Only the lines from the one with "Transcribe this image's" to the end of the data below should be given again, exactly, with both ends included and pictures omitted.

Data about app and page elements
---+---
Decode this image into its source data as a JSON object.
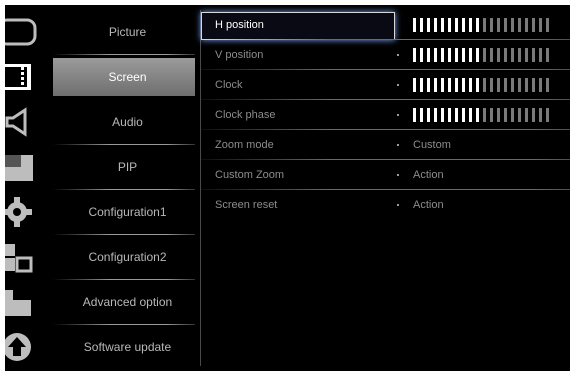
{
  "menu": [
    {
      "label": "Picture",
      "icon": "picture-icon",
      "selected": false
    },
    {
      "label": "Screen",
      "icon": "screen-icon",
      "selected": true
    },
    {
      "label": "Audio",
      "icon": "speaker-icon",
      "selected": false
    },
    {
      "label": "PIP",
      "icon": "pip-icon",
      "selected": false
    },
    {
      "label": "Configuration1",
      "icon": "gear-icon",
      "selected": false
    },
    {
      "label": "Configuration2",
      "icon": "config-icon",
      "selected": false
    },
    {
      "label": "Advanced option",
      "icon": "advanced-icon",
      "selected": false
    },
    {
      "label": "Software update",
      "icon": "upload-icon",
      "selected": false
    }
  ],
  "settings": [
    {
      "name": "H position",
      "type": "slider",
      "level": 0.5,
      "selected": true
    },
    {
      "name": "V position",
      "type": "slider",
      "level": 0.5,
      "selected": false
    },
    {
      "name": "Clock",
      "type": "slider",
      "level": 0.5,
      "selected": false
    },
    {
      "name": "Clock phase",
      "type": "slider",
      "level": 0.5,
      "selected": false
    },
    {
      "name": "Zoom mode",
      "type": "value",
      "value": "Custom",
      "selected": false
    },
    {
      "name": "Custom Zoom",
      "type": "value",
      "value": "Action",
      "selected": false
    },
    {
      "name": "Screen reset",
      "type": "value",
      "value": "Action",
      "selected": false
    }
  ],
  "colors": {
    "highlight_border": "#d8d8d8",
    "glow": "#7aa9ff",
    "bar_active": "#ffffff",
    "bar_inactive": "#7a7a7a"
  }
}
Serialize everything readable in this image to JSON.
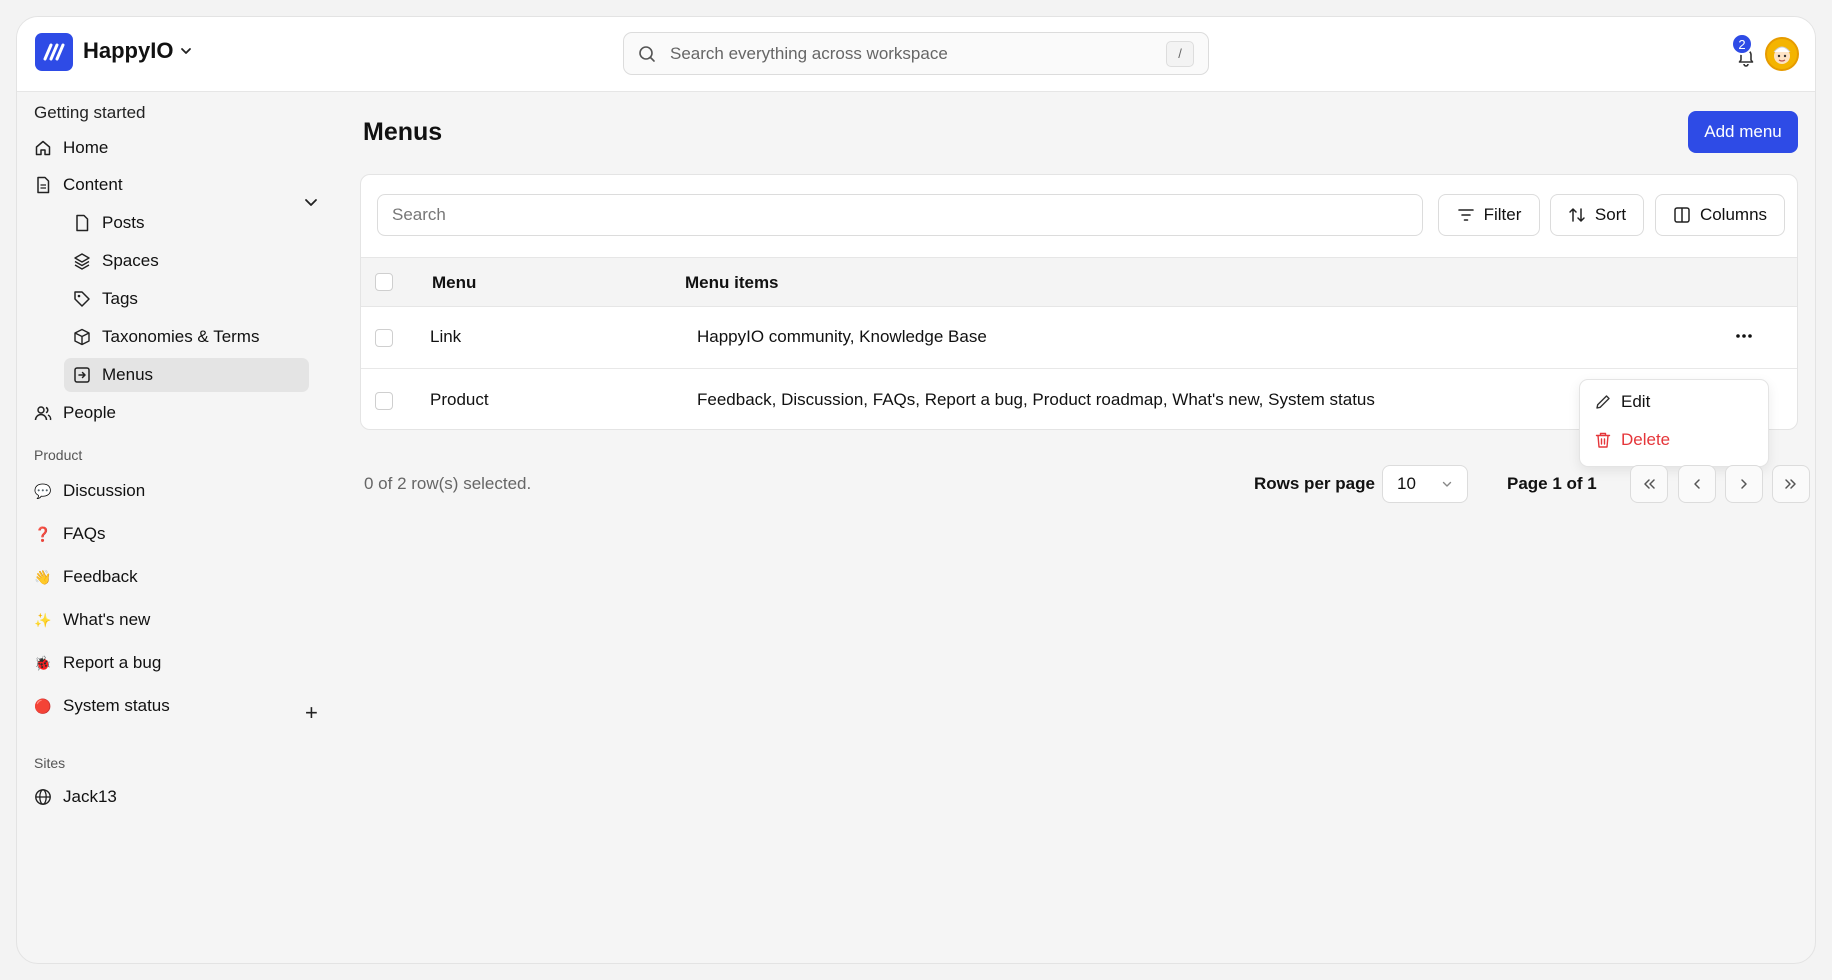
{
  "header": {
    "brand": "HappyIO",
    "search_placeholder": "Search everything across workspace",
    "search_shortcut": "/",
    "notification_count": "2"
  },
  "sidebar": {
    "getting_started": "Getting started",
    "home": "Home",
    "content": "Content",
    "content_items": [
      "Posts",
      "Spaces",
      "Tags",
      "Taxonomies & Terms",
      "Menus"
    ],
    "people": "People",
    "product_section": "Product",
    "product_items": [
      {
        "emoji": "💬",
        "label": "Discussion"
      },
      {
        "emoji": "❓",
        "label": "FAQs"
      },
      {
        "emoji": "👋",
        "label": "Feedback"
      },
      {
        "emoji": "✨",
        "label": "What's new"
      },
      {
        "emoji": "🐞",
        "label": "Report a bug"
      },
      {
        "emoji": "🔴",
        "label": "System status"
      }
    ],
    "sites_section": "Sites",
    "sites": [
      "Jack13"
    ]
  },
  "main": {
    "title": "Menus",
    "add_button": "Add menu",
    "search_placeholder": "Search",
    "filter_label": "Filter",
    "sort_label": "Sort",
    "columns_label": "Columns",
    "columns": [
      "Menu",
      "Menu items"
    ],
    "rows": [
      {
        "menu": "Link",
        "items": "HappyIO community, Knowledge Base"
      },
      {
        "menu": "Product",
        "items": "Feedback, Discussion, FAQs, Report a bug, Product roadmap, What's new, System status"
      }
    ],
    "row_menu": {
      "edit": "Edit",
      "delete": "Delete"
    },
    "selection_text": "0 of 2 row(s) selected.",
    "rows_per_page_label": "Rows per page",
    "rows_per_page_value": "10",
    "page_text": "Page 1 of 1"
  },
  "colors": {
    "accent": "#2e4be6",
    "danger": "#e5363a"
  }
}
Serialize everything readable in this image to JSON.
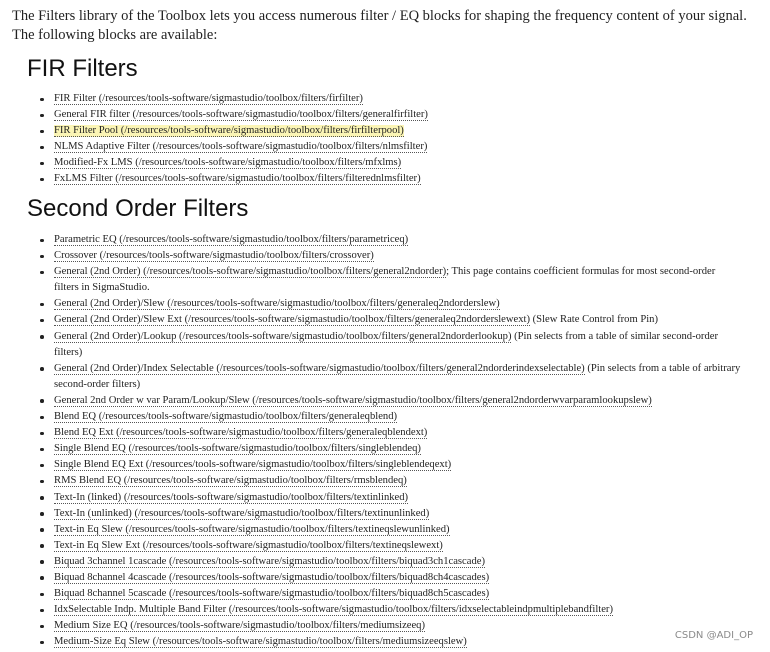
{
  "intro": "The Filters library of the Toolbox lets you access numerous filter / EQ blocks for shaping the frequency content of your signal. The following blocks are available:",
  "sections": [
    {
      "heading": "FIR Filters",
      "items": [
        {
          "link": "FIR Filter (/resources/tools-software/sigmastudio/toolbox/filters/firfilter)",
          "note": ""
        },
        {
          "link": "General FIR filter (/resources/tools-software/sigmastudio/toolbox/filters/generalfirfilter)",
          "note": ""
        },
        {
          "link": "FIR Filter Pool (/resources/tools-software/sigmastudio/toolbox/filters/firfilterpool)",
          "note": "",
          "highlight": true
        },
        {
          "link": "NLMS Adaptive Filter (/resources/tools-software/sigmastudio/toolbox/filters/nlmsfilter)",
          "note": ""
        },
        {
          "link": "Modified-Fx LMS (/resources/tools-software/sigmastudio/toolbox/filters/mfxlms)",
          "note": ""
        },
        {
          "link": "FxLMS Filter (/resources/tools-software/sigmastudio/toolbox/filters/filterednlmsfilter)",
          "note": ""
        }
      ]
    },
    {
      "heading": "Second Order Filters",
      "items": [
        {
          "link": "Parametric EQ (/resources/tools-software/sigmastudio/toolbox/filters/parametriceq)",
          "note": ""
        },
        {
          "link": "Crossover (/resources/tools-software/sigmastudio/toolbox/filters/crossover)",
          "note": ""
        },
        {
          "link": "General (2nd Order) (/resources/tools-software/sigmastudio/toolbox/filters/general2ndorder)",
          "note": "; This page contains coefficient formulas for most second-order filters in SigmaStudio.",
          "wrap": true
        },
        {
          "link": "General (2nd Order)/Slew (/resources/tools-software/sigmastudio/toolbox/filters/generaleq2ndorderslew)",
          "note": ""
        },
        {
          "link": "General (2nd Order)/Slew Ext (/resources/tools-software/sigmastudio/toolbox/filters/generaleq2ndorderslewext)",
          "note": " (Slew Rate Control from Pin)"
        },
        {
          "link": "General (2nd Order)/Lookup (/resources/tools-software/sigmastudio/toolbox/filters/general2ndorderlookup)",
          "note": " (Pin selects from a table of similar second-order filters)",
          "wrap": true
        },
        {
          "link": "General (2nd Order)/Index Selectable (/resources/tools-software/sigmastudio/toolbox/filters/general2ndorderindexselectable)",
          "note": " (Pin selects from a table of arbitrary second-order filters)",
          "wrap": true
        },
        {
          "link": "General 2nd Order w var Param/Lookup/Slew (/resources/tools-software/sigmastudio/toolbox/filters/general2ndorderwvarparamlookupslew)",
          "note": ""
        },
        {
          "link": "Blend EQ (/resources/tools-software/sigmastudio/toolbox/filters/generaleqblend)",
          "note": ""
        },
        {
          "link": "Blend EQ Ext (/resources/tools-software/sigmastudio/toolbox/filters/generaleqblendext)",
          "note": ""
        },
        {
          "link": "Single Blend EQ (/resources/tools-software/sigmastudio/toolbox/filters/singleblendeq)",
          "note": ""
        },
        {
          "link": "Single Blend EQ Ext (/resources/tools-software/sigmastudio/toolbox/filters/singleblendeqext)",
          "note": ""
        },
        {
          "link": "RMS Blend EQ (/resources/tools-software/sigmastudio/toolbox/filters/rmsblendeq)",
          "note": ""
        },
        {
          "link": "Text-In (linked) (/resources/tools-software/sigmastudio/toolbox/filters/textinlinked)",
          "note": ""
        },
        {
          "link": "Text-In (unlinked) (/resources/tools-software/sigmastudio/toolbox/filters/textinunlinked)",
          "note": ""
        },
        {
          "link": "Text-in Eq Slew (/resources/tools-software/sigmastudio/toolbox/filters/textineqslewunlinked)",
          "note": ""
        },
        {
          "link": "Text-in Eq Slew Ext (/resources/tools-software/sigmastudio/toolbox/filters/textineqslewext)",
          "note": ""
        },
        {
          "link": "Biquad 3channel 1cascade (/resources/tools-software/sigmastudio/toolbox/filters/biquad3ch1cascade)",
          "note": ""
        },
        {
          "link": "Biquad 8channel 4cascade (/resources/tools-software/sigmastudio/toolbox/filters/biquad8ch4cascades)",
          "note": ""
        },
        {
          "link": "Biquad 8channel 5cascade (/resources/tools-software/sigmastudio/toolbox/filters/biquad8ch5cascades)",
          "note": ""
        },
        {
          "link": "IdxSelectable Indp. Multiple Band Filter (/resources/tools-software/sigmastudio/toolbox/filters/idxselectableindpmultiplebandfilter)",
          "note": ""
        },
        {
          "link": "Medium Size EQ (/resources/tools-software/sigmastudio/toolbox/filters/mediumsizeeq)",
          "note": ""
        },
        {
          "link": "Medium-Size Eq Slew (/resources/tools-software/sigmastudio/toolbox/filters/mediumsizeeqslew)",
          "note": ""
        }
      ]
    }
  ],
  "watermark": "CSDN @ADI_OP"
}
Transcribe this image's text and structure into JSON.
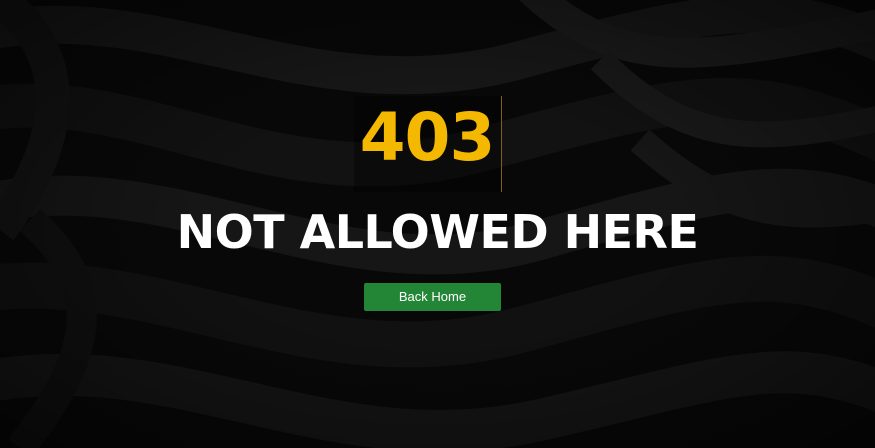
{
  "error": {
    "code": "403",
    "message": "NOT ALLOWED HERE"
  },
  "actions": {
    "back_home_label": "Back Home"
  },
  "colors": {
    "background": "#0a0a0a",
    "code_accent": "#f5b800",
    "headline": "#ffffff",
    "button_bg": "#238636",
    "divider": "#7a6413"
  }
}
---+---
## Exercise response
Transcribe this image's text and structure into JSON.
{
  "error": {
    "code": "403",
    "message": "NOT ALLOWED HERE"
  },
  "actions": {
    "back_home_label": "Back Home"
  },
  "colors": {
    "background": "#0a0a0a",
    "code_accent": "#f5b800",
    "headline": "#ffffff",
    "button_bg": "#238636",
    "divider": "#7a6413"
  }
}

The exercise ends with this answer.